The great thing about this tool is that you can create both types of graphics using it – raster and vector. However, in order to use it properly and get to know all its options, you’ll definitely need to put in some time—that’s the only significant disadvantage of Adobe Illustrator. It’s available on Windows and Mac, and it includes a lot of brand new features like smart drawing tools, new distortion effects, etc. So, if you have enough time on your hands, we suggest you go with Adobe.

Corel Draw

An excellent piece of software for vector drawing, Corel Draw has been around for ages and is still one of the most popular tools for logo design. It features a very intuitive interface that’s easy to get used to, fully customizable and gives the user plenty of options to work with. The software is a bit pricey, but you can get a free trial version and be on your way to creating a great logo in no time.


An interesting fact about this software is that it provides helpful tips and tricks during your creative process. Also, Laughingbird’s navigation menu and themes are easy to use and apply. However, if you have minimal knowledge about logo design, you may be overwhelmed by the tremendous number of options.
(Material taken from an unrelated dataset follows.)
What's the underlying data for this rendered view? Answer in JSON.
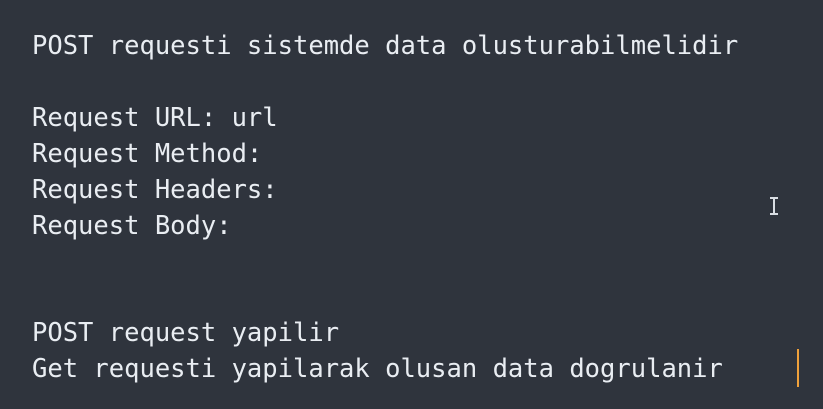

Besides this, Laughingbird will enable you to create a professional logo, thanks to its many smart features.

Register and protect your logo

Although this may seem like a lot of work, it really isn’t—it is simply a legal matter you need to take care of to protect your logo and brand. Primarily, you need to research trademarks and see if there’s someone else who already claimed and registered that logo or one that’s very similar to it. Probably the best way to do this is to go through the US Patent and Trademark Office and see what their records show.

If there are no problems with the particular logo you have decided to go with, you should fill out the required forms and file an application with the trademark office, which can be done online. You can also find a lot of useful information regarding trademarks on their website.

If your application is approved, you’ll have all the legal rights to your logo in every state in the U.S. There’s one more thing you should consider using—something called trademark watch can be very useful, because it will notify when your logo is used, illegally, by a third party.

Register and protect your logo with LegalZoom


This guide covers all the basic points anyone interested in designing a good logo on a small budget needs to know. The information will be quite helpful to anyone who is new to logo design, especially ambitious entrepreneurs opening their first online shop or launching their first startup, as well as bloggers and artists looking to establish a reputable brand.

If you follow this guide, you’ll be able to adopt a healthy, creative thinking process, come up with clear ideas, and design a logo that is memorable, engaging and speaks to your target audience. Using precisely defined steps and doing a fair amount of research up front will provide the foundation you need to create a memorable and versatile representation of your brand.

One comment on “How to Make a Logo”

  1. Sid

    A very nice and educational post for a beginner on logo designing.

Leave a Reply

Your email address will not be published. Required fields are marked *

Send this to friend